- Delegate and Avoid Bias: As Black individuals, our race often influences perceptions, regardless of our position. By delegating, I reduced encounters with microaggressions or outright disrespect. Navigate around biases that slow you down and focus on your larger mission.
- Celebrate All Achievements: Every victory, no matter how small, is a testament to your journey. Rome wasn’t built overnight. Patience and recognizing growth, however incremental, is vital. Celebrate each step, as these moments of joy help anchor us in the present and energize us for the future.
Mari Mclvor, Handmade by Miss Mari
If you ever felt the inequality between the Black and white communities where white-owned businesses seem to be everywhere, and the number of Black-owned businesses is small, don’t feel nervous. Just do it. Follow your heart and your passion! How do you reach your goal and succeed? Start your business now. The possibilities for your business are boundless! You CAN grow your business and succeed!

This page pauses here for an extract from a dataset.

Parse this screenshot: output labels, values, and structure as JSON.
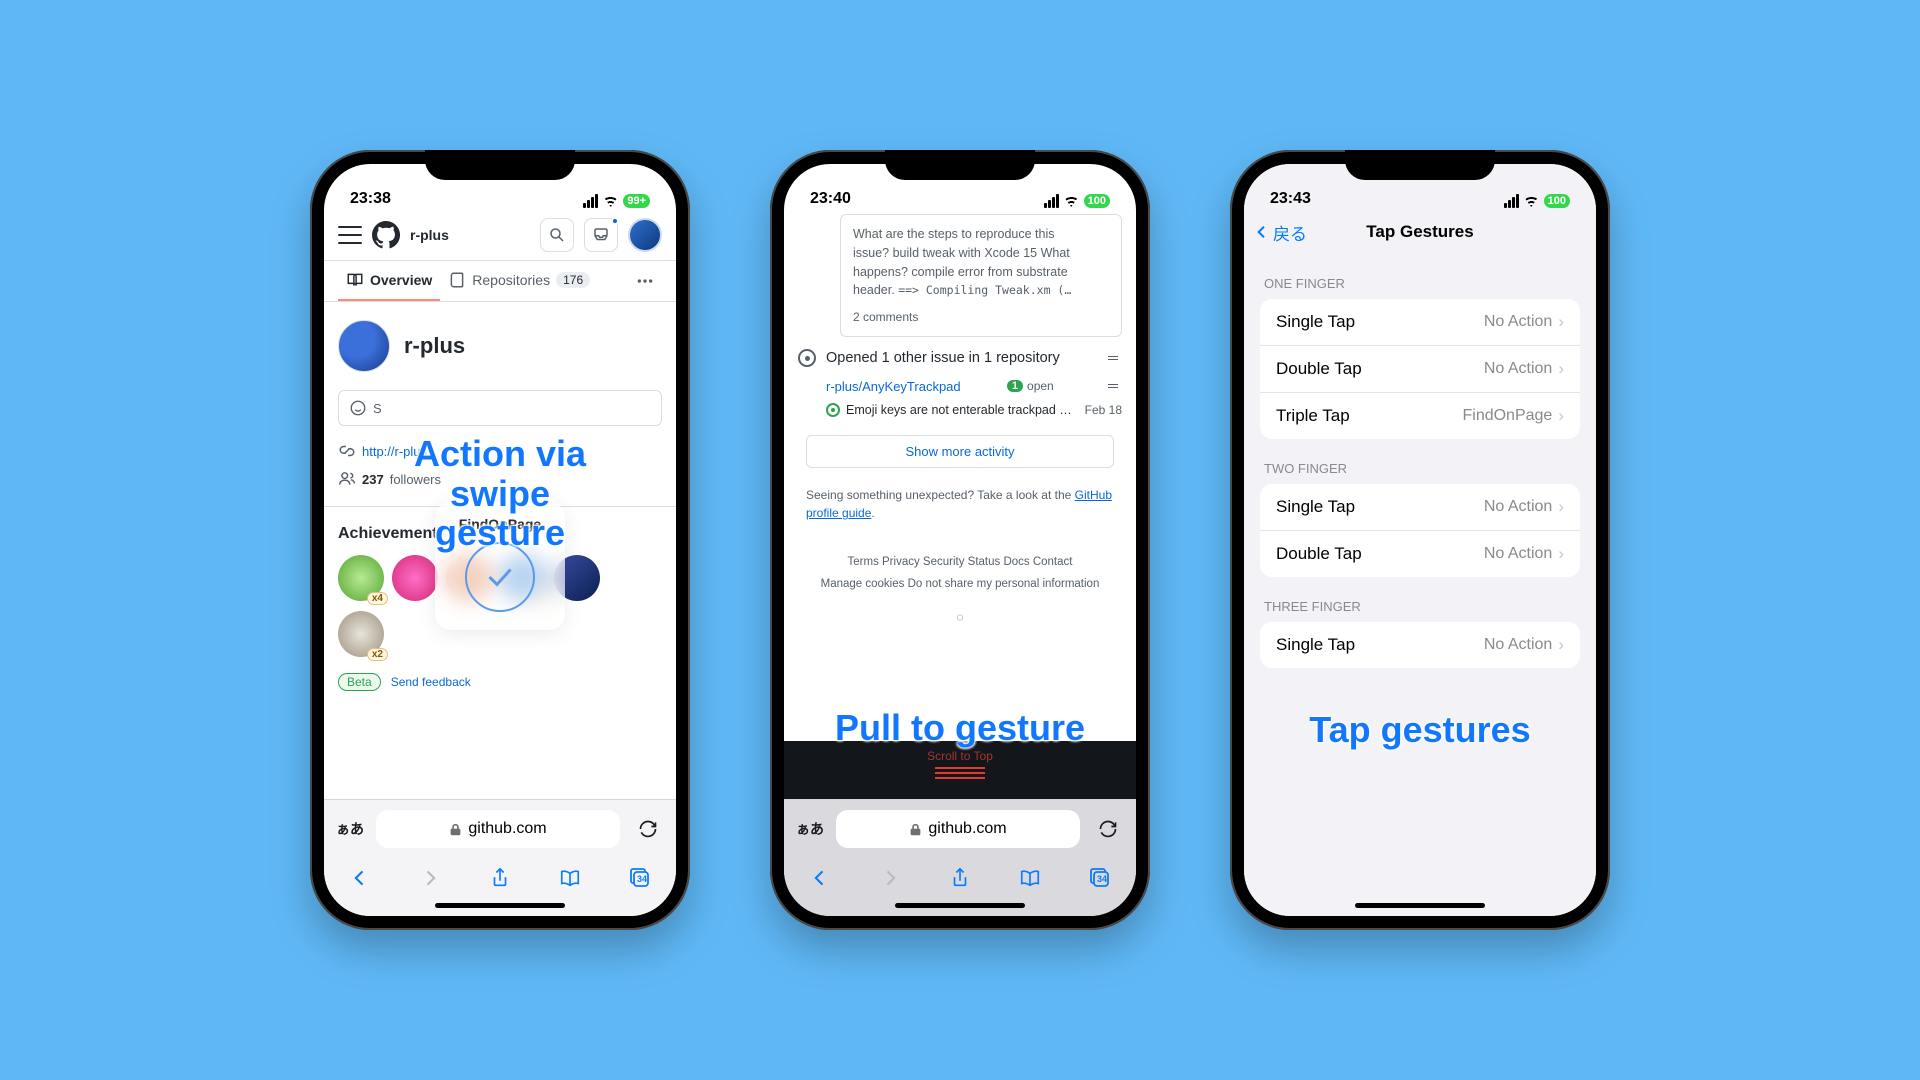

Jazzy Jones, Auntie Jazz’s Apothecary
My advice for future Black Deaf business owners:
- Start small and be realistic about your ability to handle the demands of running a business. Especially if you’re juggling other stuff like a full-time job.
- Don’t be like the cheesecake factory and offer too many products + overwhelm your customers.
- The price is the price. Set a fair price that covers your expenses and the time you put in creating the product/service. Those that can’t afford your price are not your target customer base and that’s OK.
- There’s room for all of us to eat at the table. There may be other businesses that offer the same product or service, but they are not exactly like your business. Don’t let that deter you from offering your own magic.
- We all eat. Support other black and deaf owned and keep the ecosystem going.
Justin Perez, Handcubes
For those who recently started a business or plan to in the future, the most important tip that I have for you is to start with confidence! Share your story. Share your passion. Share your vision with people. Think about how you can connect with people. Consider how your passion can impact people. That’s what I highly recommend you think about. Also, make sure you have a back plan or two. If plan A doesn’t work out, then try plan B. If that doesn’t work out either, try plan C. This will help you tremendously on your journey!